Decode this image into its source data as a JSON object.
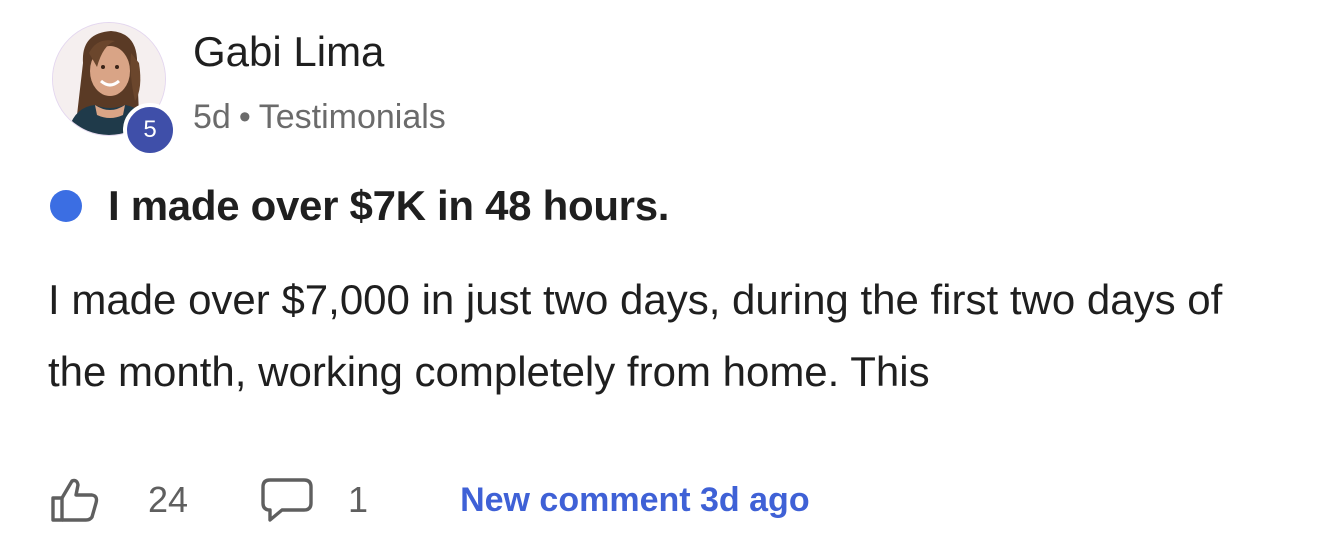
{
  "author": {
    "name": "Gabi Lima",
    "level": "5",
    "avatar_icon": "profile-photo"
  },
  "meta": {
    "age": "5d",
    "separator": "•",
    "category": "Testimonials"
  },
  "post": {
    "unread_color": "#3b6ee3",
    "title": "I made over $7K in 48 hours.",
    "body": "I made over $7,000 in just two days, during the first two days of the month, working completely from home. This"
  },
  "actions": {
    "like_icon": "thumbs-up-icon",
    "like_count": "24",
    "comment_icon": "comment-bubble-icon",
    "comment_count": "1",
    "new_comment_label": "New comment 3d ago",
    "link_color": "#3f61d6"
  },
  "colors": {
    "badge": "#3f4fa9",
    "text": "#1f1f1f",
    "muted": "#6b6b6b"
  }
}
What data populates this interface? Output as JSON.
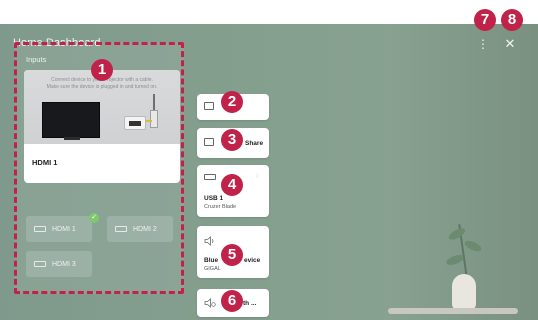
{
  "header": {
    "title": "Home Dashboard",
    "more_icon": "⋮",
    "close_icon": "✕"
  },
  "inputs": {
    "section_label": "Inputs",
    "preview": {
      "message": "Connect device to your Projector with a cable.\nMake sure the device is plugged in and turned on.",
      "caption": "HDMI 1"
    },
    "ports": [
      {
        "label": "HDMI 1",
        "selected": true
      },
      {
        "label": "HDMI 2",
        "selected": false
      },
      {
        "label": "HDMI 3",
        "selected": false
      }
    ],
    "check_glyph": "✓"
  },
  "cards": {
    "share": {
      "label": "Share"
    },
    "usb": {
      "title": "USB 1",
      "subtitle": "Cruzer Blade"
    },
    "bluetooth": {
      "title_left": "Blue",
      "title_right": "evice",
      "subtitle": "GIGAL"
    },
    "sound": {
      "label_left": "",
      "label_right": "th ..."
    }
  },
  "markers": [
    "1",
    "2",
    "3",
    "4",
    "5",
    "6",
    "7",
    "8"
  ],
  "colors": {
    "marker": "#c0224a",
    "background": "#86a08f",
    "check": "#7ec86e"
  }
}
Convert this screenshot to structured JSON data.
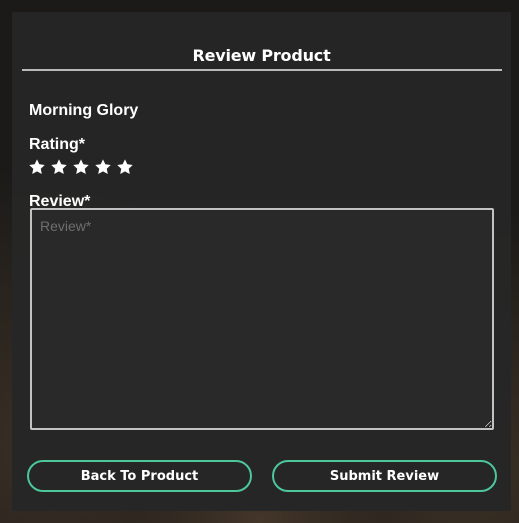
{
  "modal": {
    "title": "Review Product"
  },
  "product": {
    "name": "Morning Glory"
  },
  "rating": {
    "label": "Rating*",
    "max_stars": 5,
    "selected": 0
  },
  "review": {
    "label": "Review*",
    "placeholder": "Review*",
    "value": ""
  },
  "actions": {
    "back_label": "Back To Product",
    "submit_label": "Submit Review"
  },
  "colors": {
    "accent": "#4cc79a",
    "panel": "#262626",
    "text": "#ffffff",
    "placeholder": "#6f6f6f"
  },
  "icons": {
    "star": "star-icon"
  }
}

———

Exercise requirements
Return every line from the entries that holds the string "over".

Task answer
    "title": "I made over $7K in 48 hours.",
    "body": "I made over $7,000 in just two days, during the first two days of the month, working completely from home. This"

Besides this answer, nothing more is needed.